Although the wolf issues facing Idaho, Montana, and Wyoming are not hot button issues for much of the rest of the country, I can adamantly say that for my home state of Idaho it is beyond controversial.  I grew up an hour from Yellowstone Park and a mere 40 minutes from Island Park and other surrounding mountain areas where people ranch and farm.  Wolves are considered the ultimate evil to a cattle rancher.  Because of this status, the reintroduction of wolves sent every conservative farmer and rancher in the state on their heels, at the ready with their shotguns to protect their livestock.  Since moving out of state, I haven't followed the issue much, but do know that the wolves have flourished and I'm sure have spread outside the park.  To this issue, Kristen Chandler's novel tackles it head on, through the eyes of her teen protagonist and friends.  

There is a feel that this is a pro-wolf novel, but both sides of the issue seem nicely presented so that even if you were unfamiliar with all of the background on this issue, that you understood how both sides felt.  KJ's story shows how this issue has affected her family (a relationship with a single-parent father who isn't as plugged in as he should be), her community, and her school life.  As a writer on the school newspaper, KJ tackles the wolf issue by writing a column that looks at the wolves for what they are, an animal in a thriving ecosystem.  The controversy of writing about the wolves soon follows her into her out of school life and sets an engaging, dramatic story into motion.

I really enjoyed this YA novel and can't say enough about how fresh it felt.  Honestly, it was a breath of fresh air.  There is nothing paranormal, dystopian, or even that teen drama loaded in this novel, which makes it intriguing.  There is drama, there is romance, and there is teen to parent relationships being examined, but nothing that feels trite or overworked.  In short, I felt that this was a great read that seemed like uncharted territory.  

As a quick side note, I offered this novel for a book circle choice in my Popular Fiction class.  One of the groups selected it and quickly devoured it before it was due.  When they presented their final project, the group couldn't have been more glowing in their reviews and were highly defensive of it.  In fact, when a boy quipped that it looked like another dumb rip off of a shape-shifter novel, the group jumped all over his comment, telling them it wasn't remotely like anything they've read lately and a darn good book to boot.  I was impressed!  If you can impress some pretty well read teens, with pretty picky tastes and opinions, then you know it was a good read.

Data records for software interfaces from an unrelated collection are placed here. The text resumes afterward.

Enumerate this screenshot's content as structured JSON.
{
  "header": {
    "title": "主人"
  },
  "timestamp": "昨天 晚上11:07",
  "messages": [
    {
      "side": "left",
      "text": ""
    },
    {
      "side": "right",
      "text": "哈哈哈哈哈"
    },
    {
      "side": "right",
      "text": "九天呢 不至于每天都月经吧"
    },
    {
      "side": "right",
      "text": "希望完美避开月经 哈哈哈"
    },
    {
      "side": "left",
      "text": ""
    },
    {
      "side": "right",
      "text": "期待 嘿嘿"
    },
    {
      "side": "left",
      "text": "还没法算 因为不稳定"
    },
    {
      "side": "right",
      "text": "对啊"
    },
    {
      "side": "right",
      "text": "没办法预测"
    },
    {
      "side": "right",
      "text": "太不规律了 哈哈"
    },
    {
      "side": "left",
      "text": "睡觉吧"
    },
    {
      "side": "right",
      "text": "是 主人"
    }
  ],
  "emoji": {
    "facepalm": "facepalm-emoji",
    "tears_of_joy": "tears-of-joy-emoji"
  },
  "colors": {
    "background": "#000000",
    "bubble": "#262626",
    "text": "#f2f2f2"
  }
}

*FTC Disclosure:  This review was based off a personal copy of the novel.
What's the most recent, truly fresh-feeling novel you've read lately?  

1 comment:

  1. I thought overly dramatic statements was de rigueur for teenagers? No? ;)

    We don't have a lot of wolves around here, just foxes and coyotes.